====== The data ======

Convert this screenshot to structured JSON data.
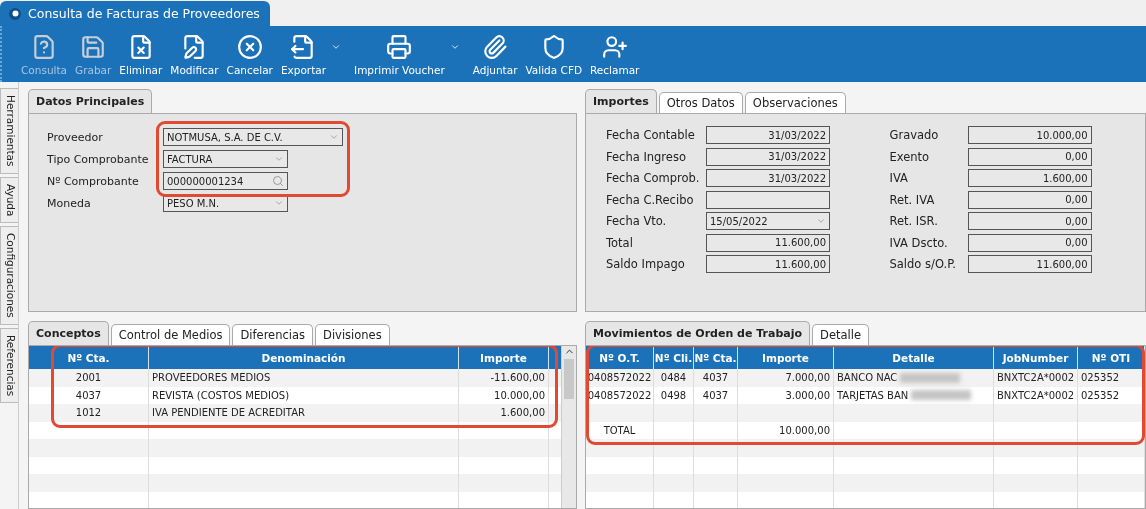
{
  "window": {
    "title": "Consulta de Facturas de Proveedores"
  },
  "toolbar": [
    {
      "label": "Consulta",
      "disabled": true,
      "dropdown": false
    },
    {
      "label": "Grabar",
      "disabled": true,
      "dropdown": false
    },
    {
      "label": "Eliminar",
      "disabled": false,
      "dropdown": false
    },
    {
      "label": "Modificar",
      "disabled": false,
      "dropdown": false
    },
    {
      "label": "Cancelar",
      "disabled": false,
      "dropdown": false
    },
    {
      "label": "Exportar",
      "disabled": false,
      "dropdown": true
    },
    {
      "label": "Imprimir Voucher",
      "disabled": false,
      "dropdown": true
    },
    {
      "label": "Adjuntar",
      "disabled": false,
      "dropdown": false
    },
    {
      "label": "Valida CFD",
      "disabled": false,
      "dropdown": false
    },
    {
      "label": "Reclamar",
      "disabled": false,
      "dropdown": false
    }
  ],
  "side_tabs": [
    {
      "label": "Herramientas"
    },
    {
      "label": "Ayuda"
    },
    {
      "label": "Configuraciones"
    },
    {
      "label": "Referencias"
    }
  ],
  "datos_principales": {
    "tabs": [
      {
        "label": "Datos Principales",
        "selected": true
      }
    ],
    "fields": [
      {
        "label": "Proveedor",
        "value": "NOTMUSA, S.A. DE C.V.",
        "kind": "select",
        "highlighted": true
      },
      {
        "label": "Tipo Comprobante",
        "value": "FACTURA",
        "kind": "select",
        "highlighted": true
      },
      {
        "label": "Nº Comprobante",
        "value": "000000001234",
        "kind": "search",
        "highlighted": true
      },
      {
        "label": "Moneda",
        "value": "PESO M.N.",
        "kind": "select",
        "highlighted": false
      }
    ]
  },
  "importes": {
    "tabs": [
      {
        "label": "Importes",
        "selected": true
      },
      {
        "label": "Otros Datos",
        "selected": false
      },
      {
        "label": "Observaciones",
        "selected": false
      }
    ],
    "left_fields": [
      {
        "label": "Fecha Contable",
        "value": "31/03/2022",
        "kind": "text"
      },
      {
        "label": "Fecha Ingreso",
        "value": "31/03/2022",
        "kind": "text"
      },
      {
        "label": "Fecha Comprob.",
        "value": "31/03/2022",
        "kind": "text"
      },
      {
        "label": "Fecha C.Recibo",
        "kind": "text"
      },
      {
        "label": "Fecha Vto.",
        "value": "15/05/2022",
        "kind": "select"
      },
      {
        "label": "Total",
        "value": "11.600,00",
        "kind": "text"
      },
      {
        "label": "Saldo Impago",
        "value": "11.600,00",
        "kind": "text"
      }
    ],
    "right_fields": [
      {
        "label": "Gravado",
        "value": "10.000,00",
        "kind": "text"
      },
      {
        "label": "Exento",
        "value": "0,00",
        "kind": "text"
      },
      {
        "label": "IVA",
        "value": "1.600,00",
        "kind": "text"
      },
      {
        "label": "Ret. IVA",
        "value": "0,00",
        "kind": "text"
      },
      {
        "label": "Ret. ISR.",
        "value": "0,00",
        "kind": "text"
      },
      {
        "label": "IVA Dscto.",
        "value": "0,00",
        "kind": "text"
      },
      {
        "label": "Saldo s/O.P.",
        "value": "11.600,00",
        "kind": "text"
      }
    ]
  },
  "conceptos": {
    "tabs": [
      {
        "label": "Conceptos",
        "selected": true
      },
      {
        "label": "Control de Medios",
        "selected": false
      },
      {
        "label": "Diferencias",
        "selected": false
      },
      {
        "label": "Divisiones",
        "selected": false
      }
    ],
    "highlighted": true,
    "columns": [
      "Nº Cta.",
      "Denominación",
      "Importe"
    ],
    "rows": [
      {
        "kind": "data",
        "cells": [
          "2001",
          "PROVEEDORES MEDIOS",
          "-11.600,00"
        ]
      },
      {
        "kind": "data",
        "cells": [
          "4037",
          "REVISTA (COSTOS MEDIOS)",
          "10.000,00"
        ]
      },
      {
        "kind": "data",
        "cells": [
          "1012",
          "IVA PENDIENTE DE ACREDITAR",
          "1.600,00"
        ]
      }
    ]
  },
  "movimientos": {
    "tabs": [
      {
        "label": "Movimientos de Orden de Trabajo",
        "selected": true
      },
      {
        "label": "Detalle",
        "selected": false
      }
    ],
    "highlighted": true,
    "columns": [
      "Nº O.T.",
      "Nº Cli.",
      "Nº Cta.",
      "Importe",
      "Detalle",
      "JobNumber",
      "Nº OTI"
    ],
    "rows": [
      {
        "kind": "data",
        "cells": [
          "0408572022",
          "0484",
          "4037",
          "7.000,00",
          "BANCO NAC",
          "BNXTC2A*0002",
          "025352"
        ],
        "blurred": true
      },
      {
        "kind": "data",
        "cells": [
          "0408572022",
          "0498",
          "4037",
          "3.000,00",
          "TARJETAS BAN",
          "BNXTC2A*0002",
          "025352"
        ],
        "blurred": true
      },
      {
        "kind": "blank"
      },
      {
        "kind": "total",
        "label": "TOTAL",
        "amount": "10.000,00"
      }
    ]
  }
}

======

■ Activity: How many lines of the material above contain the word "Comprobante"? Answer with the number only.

■ Response: 2